◆ **The problem**: Check each line below for "документа" and report how many have it, nothing else.

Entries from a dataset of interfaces
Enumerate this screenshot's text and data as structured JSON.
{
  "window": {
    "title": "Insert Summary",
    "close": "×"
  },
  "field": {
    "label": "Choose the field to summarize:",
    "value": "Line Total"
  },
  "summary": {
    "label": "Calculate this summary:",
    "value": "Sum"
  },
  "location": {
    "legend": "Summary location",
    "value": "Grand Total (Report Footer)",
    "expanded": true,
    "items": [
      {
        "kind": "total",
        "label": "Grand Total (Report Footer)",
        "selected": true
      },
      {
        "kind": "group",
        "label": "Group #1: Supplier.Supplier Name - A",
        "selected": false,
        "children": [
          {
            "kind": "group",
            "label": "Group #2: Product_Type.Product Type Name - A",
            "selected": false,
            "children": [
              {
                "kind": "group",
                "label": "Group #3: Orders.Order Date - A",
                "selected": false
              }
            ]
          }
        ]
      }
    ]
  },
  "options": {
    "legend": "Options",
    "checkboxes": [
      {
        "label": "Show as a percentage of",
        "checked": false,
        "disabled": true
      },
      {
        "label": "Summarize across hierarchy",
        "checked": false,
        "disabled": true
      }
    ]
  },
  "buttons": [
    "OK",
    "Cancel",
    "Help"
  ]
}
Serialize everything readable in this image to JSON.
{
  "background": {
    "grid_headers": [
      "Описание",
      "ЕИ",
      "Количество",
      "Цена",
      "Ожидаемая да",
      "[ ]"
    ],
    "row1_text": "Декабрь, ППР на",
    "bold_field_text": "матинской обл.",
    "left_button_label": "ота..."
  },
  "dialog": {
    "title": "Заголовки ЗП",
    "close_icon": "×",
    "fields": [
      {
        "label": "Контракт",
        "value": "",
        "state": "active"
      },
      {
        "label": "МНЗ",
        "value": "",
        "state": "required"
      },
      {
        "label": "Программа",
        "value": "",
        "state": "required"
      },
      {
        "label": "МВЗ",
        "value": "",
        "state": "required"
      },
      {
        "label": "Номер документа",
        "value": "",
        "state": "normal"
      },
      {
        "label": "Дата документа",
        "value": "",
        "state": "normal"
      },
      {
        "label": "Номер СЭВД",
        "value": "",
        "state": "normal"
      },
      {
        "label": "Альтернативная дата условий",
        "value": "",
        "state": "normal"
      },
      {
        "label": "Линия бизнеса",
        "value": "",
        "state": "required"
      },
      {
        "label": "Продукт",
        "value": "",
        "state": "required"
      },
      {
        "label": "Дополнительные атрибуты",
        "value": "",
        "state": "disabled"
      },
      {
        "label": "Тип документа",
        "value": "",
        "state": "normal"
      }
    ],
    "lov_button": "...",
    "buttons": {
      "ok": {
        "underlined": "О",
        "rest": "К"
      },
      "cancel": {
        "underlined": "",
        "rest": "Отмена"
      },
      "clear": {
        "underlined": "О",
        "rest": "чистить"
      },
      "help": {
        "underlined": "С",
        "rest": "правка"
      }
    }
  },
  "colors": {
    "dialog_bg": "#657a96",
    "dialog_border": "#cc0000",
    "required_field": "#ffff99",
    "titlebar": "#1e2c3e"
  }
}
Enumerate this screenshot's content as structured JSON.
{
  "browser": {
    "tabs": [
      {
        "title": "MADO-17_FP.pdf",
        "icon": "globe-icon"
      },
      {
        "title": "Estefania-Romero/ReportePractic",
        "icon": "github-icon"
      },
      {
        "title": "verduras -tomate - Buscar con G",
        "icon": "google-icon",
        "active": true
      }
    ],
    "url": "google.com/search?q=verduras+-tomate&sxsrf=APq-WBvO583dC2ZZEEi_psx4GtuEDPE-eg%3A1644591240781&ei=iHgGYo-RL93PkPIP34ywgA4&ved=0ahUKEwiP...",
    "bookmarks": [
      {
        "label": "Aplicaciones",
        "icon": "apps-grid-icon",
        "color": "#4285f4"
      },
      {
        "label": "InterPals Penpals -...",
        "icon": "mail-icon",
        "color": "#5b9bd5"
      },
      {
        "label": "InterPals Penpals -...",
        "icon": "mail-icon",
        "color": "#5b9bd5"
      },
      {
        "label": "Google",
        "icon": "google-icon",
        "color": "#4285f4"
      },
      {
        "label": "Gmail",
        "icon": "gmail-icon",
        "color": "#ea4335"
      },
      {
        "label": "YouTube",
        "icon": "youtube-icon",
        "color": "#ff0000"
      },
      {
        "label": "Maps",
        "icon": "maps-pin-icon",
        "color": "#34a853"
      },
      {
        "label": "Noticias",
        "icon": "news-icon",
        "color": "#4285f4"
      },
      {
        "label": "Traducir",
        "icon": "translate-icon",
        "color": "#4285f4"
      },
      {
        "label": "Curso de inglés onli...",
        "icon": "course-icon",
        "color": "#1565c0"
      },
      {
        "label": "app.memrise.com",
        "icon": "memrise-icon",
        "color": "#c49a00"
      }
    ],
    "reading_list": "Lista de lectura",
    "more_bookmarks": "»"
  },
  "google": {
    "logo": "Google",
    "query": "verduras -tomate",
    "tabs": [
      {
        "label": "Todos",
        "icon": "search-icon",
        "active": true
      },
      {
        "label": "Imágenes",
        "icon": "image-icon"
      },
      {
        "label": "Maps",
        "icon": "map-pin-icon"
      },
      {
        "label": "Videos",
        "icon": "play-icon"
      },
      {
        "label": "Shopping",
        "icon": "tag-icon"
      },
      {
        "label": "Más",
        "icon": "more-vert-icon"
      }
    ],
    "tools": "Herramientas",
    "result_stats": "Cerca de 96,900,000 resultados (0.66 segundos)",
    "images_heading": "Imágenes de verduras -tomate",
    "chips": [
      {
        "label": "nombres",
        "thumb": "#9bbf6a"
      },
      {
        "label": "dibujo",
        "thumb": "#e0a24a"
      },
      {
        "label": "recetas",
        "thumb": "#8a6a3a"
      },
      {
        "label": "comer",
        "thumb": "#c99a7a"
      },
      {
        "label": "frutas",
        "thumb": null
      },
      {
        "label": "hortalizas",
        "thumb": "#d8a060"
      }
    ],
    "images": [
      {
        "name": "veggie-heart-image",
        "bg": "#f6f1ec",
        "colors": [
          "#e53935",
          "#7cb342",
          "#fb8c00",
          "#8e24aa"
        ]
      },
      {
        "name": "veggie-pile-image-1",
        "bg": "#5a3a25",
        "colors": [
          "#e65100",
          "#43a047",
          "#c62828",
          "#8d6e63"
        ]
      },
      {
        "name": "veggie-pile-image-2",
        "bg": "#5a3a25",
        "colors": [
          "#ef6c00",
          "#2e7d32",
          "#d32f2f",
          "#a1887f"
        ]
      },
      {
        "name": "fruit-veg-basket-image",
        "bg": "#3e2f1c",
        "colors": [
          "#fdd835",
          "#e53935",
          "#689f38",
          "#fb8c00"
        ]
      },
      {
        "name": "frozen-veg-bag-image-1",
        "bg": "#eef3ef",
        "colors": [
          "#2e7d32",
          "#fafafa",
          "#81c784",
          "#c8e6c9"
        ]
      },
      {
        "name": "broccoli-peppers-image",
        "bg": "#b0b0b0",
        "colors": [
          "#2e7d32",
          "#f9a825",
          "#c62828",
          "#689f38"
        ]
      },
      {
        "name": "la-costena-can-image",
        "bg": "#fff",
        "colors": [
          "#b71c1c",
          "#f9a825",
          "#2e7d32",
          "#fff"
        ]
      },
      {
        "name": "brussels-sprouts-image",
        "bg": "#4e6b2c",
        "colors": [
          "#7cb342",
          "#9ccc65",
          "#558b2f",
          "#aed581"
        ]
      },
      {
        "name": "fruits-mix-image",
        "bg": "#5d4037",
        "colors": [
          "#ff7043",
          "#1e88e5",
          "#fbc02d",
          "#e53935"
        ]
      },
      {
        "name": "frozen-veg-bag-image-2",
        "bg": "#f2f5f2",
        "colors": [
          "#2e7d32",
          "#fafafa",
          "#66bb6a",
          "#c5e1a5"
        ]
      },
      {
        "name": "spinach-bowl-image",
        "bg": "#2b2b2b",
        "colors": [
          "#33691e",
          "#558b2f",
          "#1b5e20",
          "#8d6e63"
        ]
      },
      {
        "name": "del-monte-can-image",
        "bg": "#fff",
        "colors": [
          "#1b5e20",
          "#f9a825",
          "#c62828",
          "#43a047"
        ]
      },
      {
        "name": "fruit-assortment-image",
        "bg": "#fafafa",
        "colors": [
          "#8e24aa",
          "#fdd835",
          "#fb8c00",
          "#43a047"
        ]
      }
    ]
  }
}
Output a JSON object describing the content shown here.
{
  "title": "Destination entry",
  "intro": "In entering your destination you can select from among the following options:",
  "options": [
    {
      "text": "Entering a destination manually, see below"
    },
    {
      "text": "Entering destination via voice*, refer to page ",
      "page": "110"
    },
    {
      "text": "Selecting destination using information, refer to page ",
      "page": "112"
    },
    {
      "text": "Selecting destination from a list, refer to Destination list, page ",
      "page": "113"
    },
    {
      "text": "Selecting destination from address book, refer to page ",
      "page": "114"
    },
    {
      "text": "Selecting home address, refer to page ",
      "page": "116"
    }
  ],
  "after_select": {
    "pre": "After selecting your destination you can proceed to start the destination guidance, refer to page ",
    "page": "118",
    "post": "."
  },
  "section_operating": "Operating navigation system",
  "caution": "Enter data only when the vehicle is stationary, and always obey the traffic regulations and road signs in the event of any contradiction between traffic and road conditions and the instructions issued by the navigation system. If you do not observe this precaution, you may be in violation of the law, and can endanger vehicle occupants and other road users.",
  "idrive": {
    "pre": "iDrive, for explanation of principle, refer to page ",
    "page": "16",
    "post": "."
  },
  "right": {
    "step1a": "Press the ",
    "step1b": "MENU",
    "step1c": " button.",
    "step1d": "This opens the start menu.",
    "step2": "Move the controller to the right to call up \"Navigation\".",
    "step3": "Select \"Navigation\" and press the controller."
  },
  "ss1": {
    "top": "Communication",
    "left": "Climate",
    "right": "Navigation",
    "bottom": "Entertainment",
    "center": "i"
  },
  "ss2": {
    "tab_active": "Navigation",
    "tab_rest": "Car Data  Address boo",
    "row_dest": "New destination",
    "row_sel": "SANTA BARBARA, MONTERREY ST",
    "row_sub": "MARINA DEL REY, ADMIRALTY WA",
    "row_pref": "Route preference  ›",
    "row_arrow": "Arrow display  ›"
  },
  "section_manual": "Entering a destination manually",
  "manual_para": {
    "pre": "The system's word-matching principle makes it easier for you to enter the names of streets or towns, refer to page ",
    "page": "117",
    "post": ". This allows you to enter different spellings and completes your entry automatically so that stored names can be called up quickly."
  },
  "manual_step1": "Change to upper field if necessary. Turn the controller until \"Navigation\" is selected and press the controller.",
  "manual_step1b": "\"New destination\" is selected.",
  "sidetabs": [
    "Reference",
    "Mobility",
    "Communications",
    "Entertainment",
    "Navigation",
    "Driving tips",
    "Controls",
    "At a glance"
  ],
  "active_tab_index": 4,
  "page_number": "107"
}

◆ **Reply**: 3